- Drying them perfectly (because I don’t want them to rust while they sit waiting for next Christmas).
- Finding a cabinet where they could stay for the next eleven months.
- Decluttering that cabinet to make room for them.
- Placing them gently in the cabinet so they don’t get scratched, in a position where they won’t fall out and get dented.
- Remembering to make Christmas cookies/candy/whatever in time to actually make it.
- Remembering to buy the ingredients to make Christmas cookies/candy/whatever.
- Remembering that I have these three tins to use in addition to the ones I’d need to buy.
- Remembering where I decided to store the tins.
- Re-washing them because they’ve been in storage for a year.
- Giving up that cabinet space that I might need for things we definitely use.
Letting them go would mean:
- Wiping them out well.
- Sticking them in an existing Donate Box.
There’s cost in storage. Actual monetary cost that comes in the form of a monthly mortgage payment for a space where our family can live and work and relax.
I put them in the Donate Box. I might have to spring for some containers next December, but I’m okay with that.
For one thing, I might not need to. Most years I don’t.
But even if I do, I’d have to buy a few more anyway.
I looked up how much it would cost if I did buy some. This set of eight is $35. That seems like a lot more than I’d actually have to spend, but I’ll still use that number.
Not stressing over all the things on the “letting them stay” list is worth $35 to me.
Especially since I saw this much cheaper (and cuter) option that is $5ish for 12.
And those are single use and wouldn’t cause this dilemma in the receiver’s home*

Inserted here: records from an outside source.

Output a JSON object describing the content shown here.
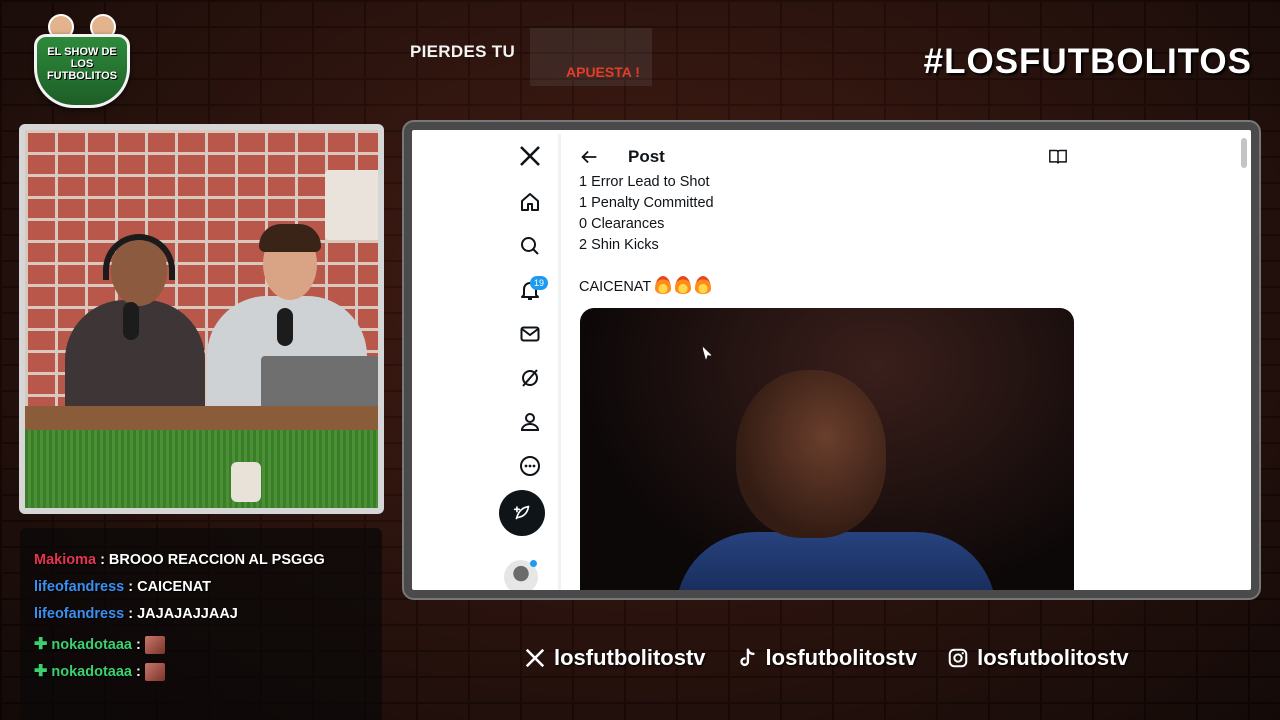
{
  "brand": {
    "logo_text": "EL SHOW DE LOS FUTBOLITOS",
    "hashtag": "#LOSFUTBOLITOS",
    "ticker_primary": "PIERDES TU",
    "ticker_secondary": "APUESTA !"
  },
  "chat": {
    "messages": [
      {
        "user": "Makioma",
        "user_color": "#e8344f",
        "text": ": BROOO REACCION AL PSGGG",
        "prefix_icon": ""
      },
      {
        "user": "lifeofandress",
        "user_color": "#3b8ff0",
        "text": ": CAICENAT",
        "prefix_icon": ""
      },
      {
        "user": "lifeofandress",
        "user_color": "#3b8ff0",
        "text": ": JAJAJAJJAAJ",
        "prefix_icon": ""
      },
      {
        "user": "nokadotaaa",
        "user_color": "#3bd16f",
        "text": ":",
        "prefix_icon": "plus-badge-icon"
      },
      {
        "user": "nokadotaaa",
        "user_color": "#3bd16f",
        "text": ":",
        "prefix_icon": "plus-badge-icon"
      }
    ]
  },
  "x_app": {
    "page_title": "Post",
    "notification_count": "19",
    "nav_icons": [
      "x-logo-icon",
      "home-icon",
      "search-icon",
      "bell-icon",
      "mail-icon",
      "grok-icon",
      "profile-icon",
      "more-icon",
      "compose-icon"
    ],
    "tweet_lines": [
      "1 Error Lead to Shot",
      "1 Penalty Committed",
      "0 Clearances",
      "2 Shin Kicks"
    ],
    "tweet_tagline": "CAICENAT",
    "fire_emoji_count": 3
  },
  "socials": [
    {
      "icon": "x-icon",
      "handle": "losfutbolitostv"
    },
    {
      "icon": "tiktok-icon",
      "handle": "losfutbolitostv"
    },
    {
      "icon": "instagram-icon",
      "handle": "losfutbolitostv"
    }
  ]
}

And Another Example
Those waders were a relic from my bargain-hunting, clutter-collecting garage sale-ing days. I looked up waders on Amazon, and while there’s a range of prices, it looks like we could have purchased some for less than $100.
I bought the waders for $3. That means I “saved” 97ish dollars on them. Or would have saved 97ish dollars if we’d used them. Or if we’d have ever have purchased them for $100.
Honestly, I paid $3 for the thrill of a bargain and the hassle of storing a not-easily-storable item for more than a decade.
Even if those waders ended up being exactly what we needed after all this time, even if they saved the day and brought joy to my husband on that cold January day in 2018, was it worth $97 dollars to me to store them for all those years?
Would I be willing to pay $97 to not have to shift them around every time I needed something from that space in the garage, year after year after year?
Would I be willing to pay $97 to have that much open space in the garage for ten years?
Would I be willing to pay $97 to not have to pack them in a box, load them into a truck, and drive them across the state and then across town in two different moves?
Like I said in the beginning, it’s an ambiguous concept. That means I get to decide what it’s worth to me. And I’m deciding it’s worth 97 hypothetical dollars to avoid the hassle of those waders that ended up being completely worthless.
How do you talk to yourself about these types of things??
* If you read this post and you gave me cookies for Christmas, don’t NOT make me cookies next year because you don’t want to weigh me down with tins. I love cookies. Sugar cookies with icing are my very favorite. I’m totally fine with sticking the tins in a Donate Box.